Prime Minister Jacinda Ardern has cautiously welcomed North Korea's move to halt all weapons testing - saying it lays the foundation for a conversation about further disarmament.
The communist state's leader, Kim Jong-un, has pledged to stop all missile tests and shut down a nuclear test site, as a prelude to historic talks with South Korea and the United States.
Mr Kim said further missile tests were not needed.
Ms Ardern said the North Koreans wanted to demonstrate they had nuclear power and capacity, and in their minds, they had now done so.
The next steps, in particular dialogue with the US, were of equal importance to yesterday's surprise announcement, Ms Ardern said.
The Prime Minister is en route back to New Zealand after her first diplomatic mission to Europe.
A New Zealand based analyst said the decision to suspend all missile tests was a good step for diplomatic relations.
A retired professor of Asian studies, Tim Beal, said the move was a peaceful gesture, and was a good one to make before discussions with the United States, due to take place by June.

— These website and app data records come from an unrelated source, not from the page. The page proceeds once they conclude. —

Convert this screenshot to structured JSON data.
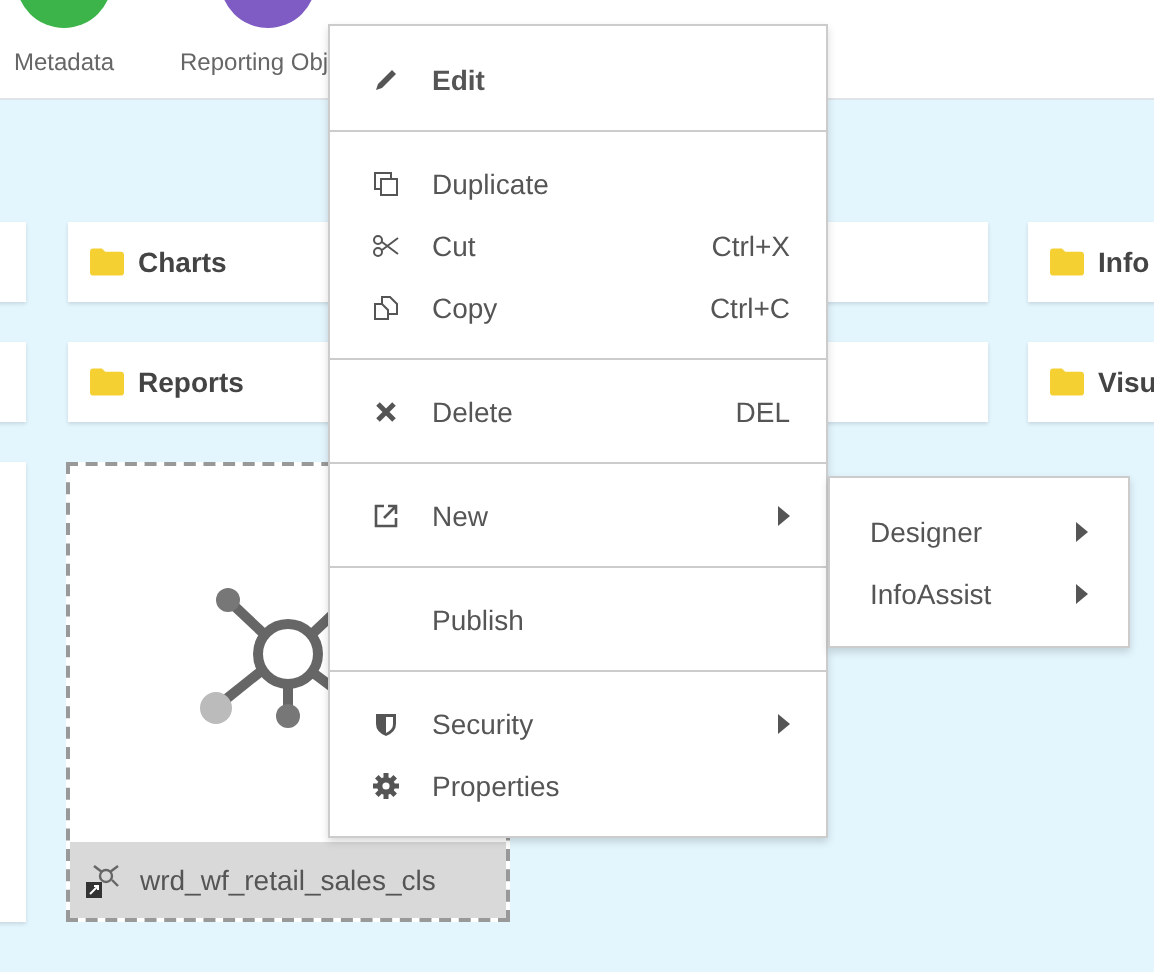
{
  "top_bar": {
    "items": [
      {
        "label": "Metadata",
        "color": "#3cb44a"
      },
      {
        "label": "Reporting Obj",
        "color": "#7e5cc4"
      }
    ]
  },
  "folders": [
    {
      "cards": [
        "Charts",
        "Info"
      ]
    },
    {
      "cards": [
        "Reports",
        "Visu"
      ]
    }
  ],
  "tile": {
    "name": "wrd_wf_retail_sales_cls",
    "selected": true
  },
  "context_menu": {
    "sections": [
      [
        {
          "label": "Edit",
          "default": true,
          "has_submenu": false
        }
      ],
      [
        {
          "label": "Duplicate",
          "default": false,
          "has_submenu": false
        },
        {
          "label": "Cut",
          "shortcut": "Ctrl+X",
          "default": false,
          "has_submenu": false
        },
        {
          "label": "Copy",
          "shortcut": "Ctrl+C",
          "default": false,
          "has_submenu": false
        }
      ],
      [
        {
          "label": "Delete",
          "shortcut": "DEL",
          "default": false,
          "has_submenu": false
        }
      ],
      [
        {
          "label": "New",
          "default": false,
          "has_submenu": true
        }
      ],
      [
        {
          "label": "Publish",
          "default": false,
          "has_submenu": false
        }
      ],
      [
        {
          "label": "Security",
          "default": false,
          "has_submenu": true
        },
        {
          "label": "Properties",
          "default": false,
          "has_submenu": false
        }
      ]
    ]
  },
  "submenu": {
    "items": [
      {
        "label": "Designer",
        "has_submenu": true
      },
      {
        "label": "InfoAssist",
        "has_submenu": true
      }
    ]
  }
}
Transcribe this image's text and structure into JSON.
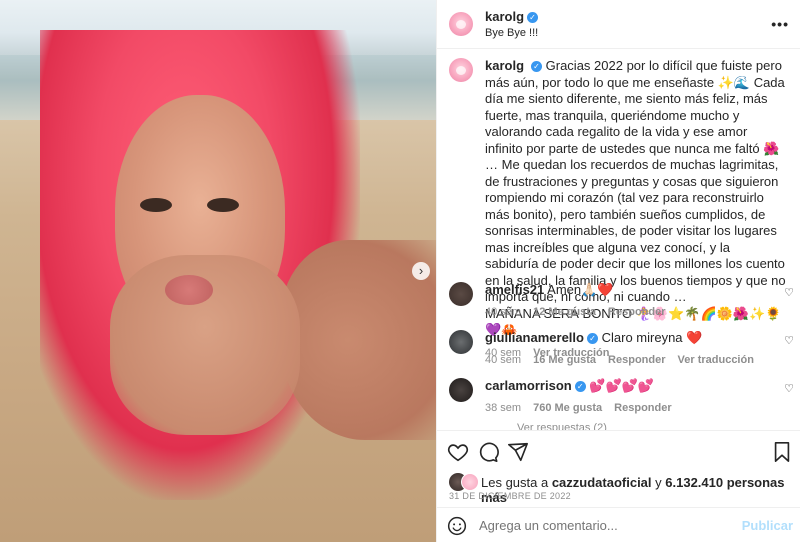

"They're after peaceful co-existence, so they want the Americans to drop what they call the 'hostility policy' in a sense leave them in peace ..." he said.
He said it signalled cooperation with South Korea as well.